By Emma Hughes-McEwan, Managing Associate, Ince

Recent media headlines have highlighted the delays in courts hearing trials in both criminal and civil proceedings. Prior to March 2020, the courts were already experiencing delays in listing hearings and trials, and this delay was further exacerbated by the Coronavirus pandemic.

As the court are now undertaking trials and hearings via video and telephone; either in their entirety or as hybrid hearings (where some parties may attend virtually and some in person) – the courts are beginning to get back on their feet.

However, if you are looking to issue new Court proceedings, it is envisaged that the trial date will be listed at least 18 months after the issue of proceedings. Nevertheless, you can avoid lengthy waiting times and proceedings by utilising methods of Alternative Dispute Resolution.

What is Alternative Dispute Resolution?

Alternative Dispute Resolution (ADR) are both binding and non-binding mechanisms which seek to resolve a dispute between parties outside of the Court process. However, in some cases, these mechanisms can run in parallel with Court proceedings.

There are various forms of ADR including, but not limited to:

  • Mediation
  • Arbitration
  • Negotiation

The most suitable form of ADR will depend on various factors; from the facts of the case to the parties involved.

What are the benefits of Alternative Dispute Resolution?

Alternative Dispute Resolution (ADR) seeks to reduce the costs and time spent preparing for and attending to Court trials, while avoiding lengthy delays awaiting Court dates.

Whilst ADR comes with its own costs including Mediators fees for Mediation, Arbitrators  fees for Arbitration or even simply Solicitors fees for negotiation these can be far less than the total cost of preparing for and attending Trial as well as the lead up and Directions which have to be completed on its course.

Whilst allowing time for ADR may risk delaying a Trial, in circumstances where the Courts are already experiencing delays, now may be the best time to investigate these Alternative Dispute Resolution mechanisms.

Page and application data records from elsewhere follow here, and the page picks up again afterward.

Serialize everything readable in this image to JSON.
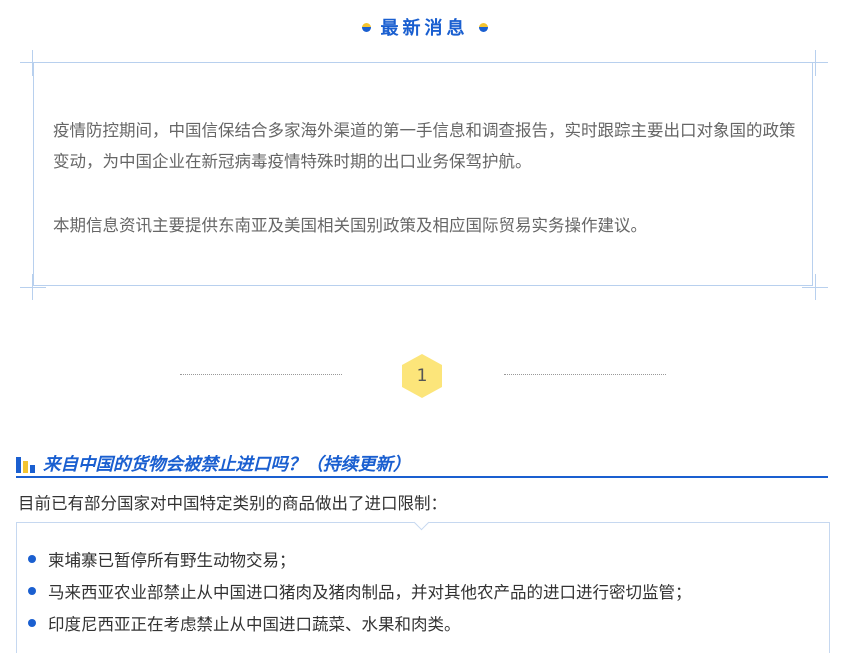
{
  "section": {
    "title": "最新消息"
  },
  "notice": {
    "paragraphs": [
      "疫情防控期间，中国信保结合多家海外渠道的第一手信息和调查报告，实时跟踪主要出口对象国的政策变动，为中国企业在新冠病毒疫情特殊时期的出口业务保驾护航。",
      "本期信息资讯主要提供东南亚及美国相关国别政策及相应国际贸易实务操作建议。"
    ]
  },
  "step": {
    "number": "1"
  },
  "article": {
    "title": "来自中国的货物会被禁止进口吗？（持续更新）",
    "intro": "目前已有部分国家对中国特定类别的商品做出了进口限制：",
    "items": [
      "柬埔寨已暂停所有野生动物交易；",
      "马来西亚农业部禁止从中国进口猪肉及猪肉制品，并对其他农产品的进口进行密切监管；",
      "印度尼西亚正在考虑禁止从中国进口蔬菜、水果和肉类。"
    ]
  },
  "colors": {
    "accent": "#1a5fd0",
    "highlight": "#f4c430",
    "badge": "#fce57a"
  }
}
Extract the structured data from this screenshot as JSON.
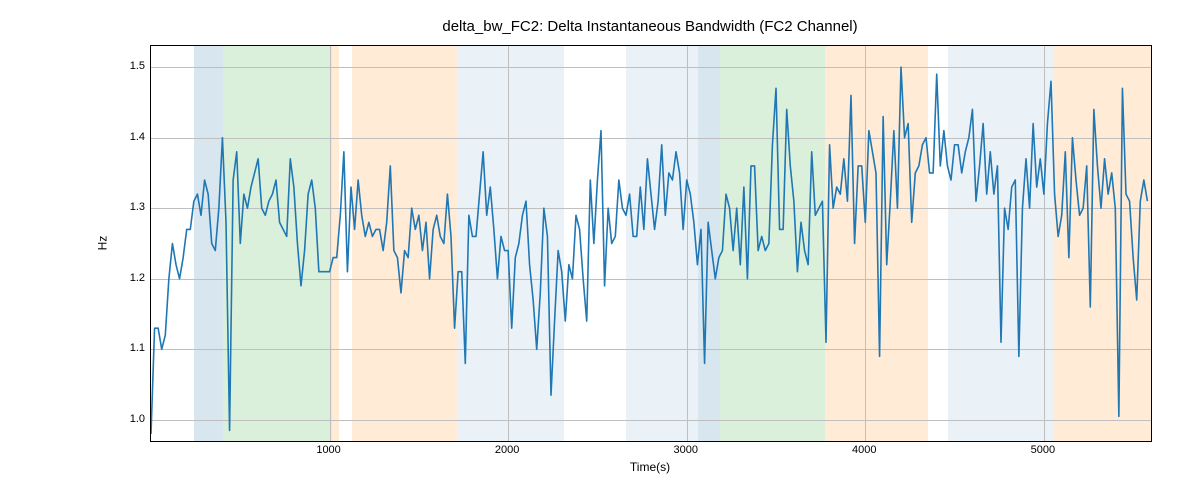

In many cases, ADR is fully confidential, therefore parties are able to openly discuss matters in a full and frank manner. This effectively tests the strengths and weaknesses in the respective cases, as well as providing a holistic approach. Even if a full settlement is not reached with ADR, it may enable the parties to reduce the issues in dispute.

Alternative Dispute Resolution can also provide flexibility for the available to the parties to reach a settlement. This may result in a practical outcome, potentially benefiting both parties, rather than simply a “win/loss” situation. ADR may also assist in maintaining positive business relationships between parties.

Are there any drawbacks?

Alternative Dispute Resolution is often a suitable alternative to Court proceedings – but it does have its drawbacks. Utilising ADR may be considered the “exposing of your hand” or a strategy/ tactic that you later seek to use. Also, in some cases, the outcome is not enforceable, therefore we advise that any settlement terms are formalised into a written agreement and signed to render it enforceable.

Nevertheless, ADR is not suitable for all disputes- and alternative methods such injunctive relief may be required for some cases.

How does ADR work under the current Covid measures?

Our Dispute Resolution team in Cardiff have undertaken a number of mediations during the Covid pandemic, and particularly in the last few months.

These have resulted in settlements reached for our clients, enabling them to progress with their lives and avoid the cost associated with trial.

The mediations were undertaken virtually, via Zoom. The virtual experience replicates the standard, face-to-face proceedings; and each party can have its own private breakout room for discussions of offers. The mediator is in full control of the various rooms and the parties do not have to see each other if they do not seek to.

A virtual mediation has the benefits of saving the costs of renting meeting rooms as well as travelling to a venue. Further, the ability for a client to be at home provides them with a sense of ease and comfort during the pandemic.

Ince is here to support you during these challenging times. For more information about Alternative Dispute Resolution, please contact a member of our Dispute Resolution team:

Janice Powell, Partner & Head of Dispute Resolution at [email protected]

Emma Hughes-McEwan, Managing Associate at [email protected]

Charlotte Dawes, Senior Associate at [email protected]

The information above is not and should not be taken to be legal advice. You should not take action or omit to take action based on this information.

If you require any help on the issues raised above, please get in touch using the details above.